= Beginning of Section =

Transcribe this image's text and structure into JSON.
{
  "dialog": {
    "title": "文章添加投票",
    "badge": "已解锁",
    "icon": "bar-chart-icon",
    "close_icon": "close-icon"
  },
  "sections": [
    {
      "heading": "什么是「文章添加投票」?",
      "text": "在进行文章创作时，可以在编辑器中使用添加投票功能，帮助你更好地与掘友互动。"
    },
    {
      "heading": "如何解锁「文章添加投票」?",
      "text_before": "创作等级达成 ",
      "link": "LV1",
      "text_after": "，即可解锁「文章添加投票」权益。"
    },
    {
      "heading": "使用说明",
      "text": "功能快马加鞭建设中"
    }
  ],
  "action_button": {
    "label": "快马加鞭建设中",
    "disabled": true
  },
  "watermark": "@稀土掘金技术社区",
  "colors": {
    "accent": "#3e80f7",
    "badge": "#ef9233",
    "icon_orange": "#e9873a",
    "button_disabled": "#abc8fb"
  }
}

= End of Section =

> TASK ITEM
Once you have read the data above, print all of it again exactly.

> YOUR RESPONSE
Transcribe this image's text and structure into JSON.
{
  "dialog": {
    "title": "文章添加投票",
    "badge": "已解锁",
    "icon": "bar-chart-icon",
    "close_icon": "close-icon"
  },
  "sections": [
    {
      "heading": "什么是「文章添加投票」?",
      "text": "在进行文章创作时，可以在编辑器中使用添加投票功能，帮助你更好地与掘友互动。"
    },
    {
      "heading": "如何解锁「文章添加投票」?",
      "text_before": "创作等级达成 ",
      "link": "LV1",
      "text_after": "，即可解锁「文章添加投票」权益。"
    },
    {
      "heading": "使用说明",
      "text": "功能快马加鞭建设中"
    }
  ],
  "action_button": {
    "label": "快马加鞭建设中",
    "disabled": true
  },
  "watermark": "@稀土掘金技术社区",
  "colors": {
    "accent": "#3e80f7",
    "badge": "#ef9233",
    "icon_orange": "#e9873a",
    "button_disabled": "#abc8fb"
  }
}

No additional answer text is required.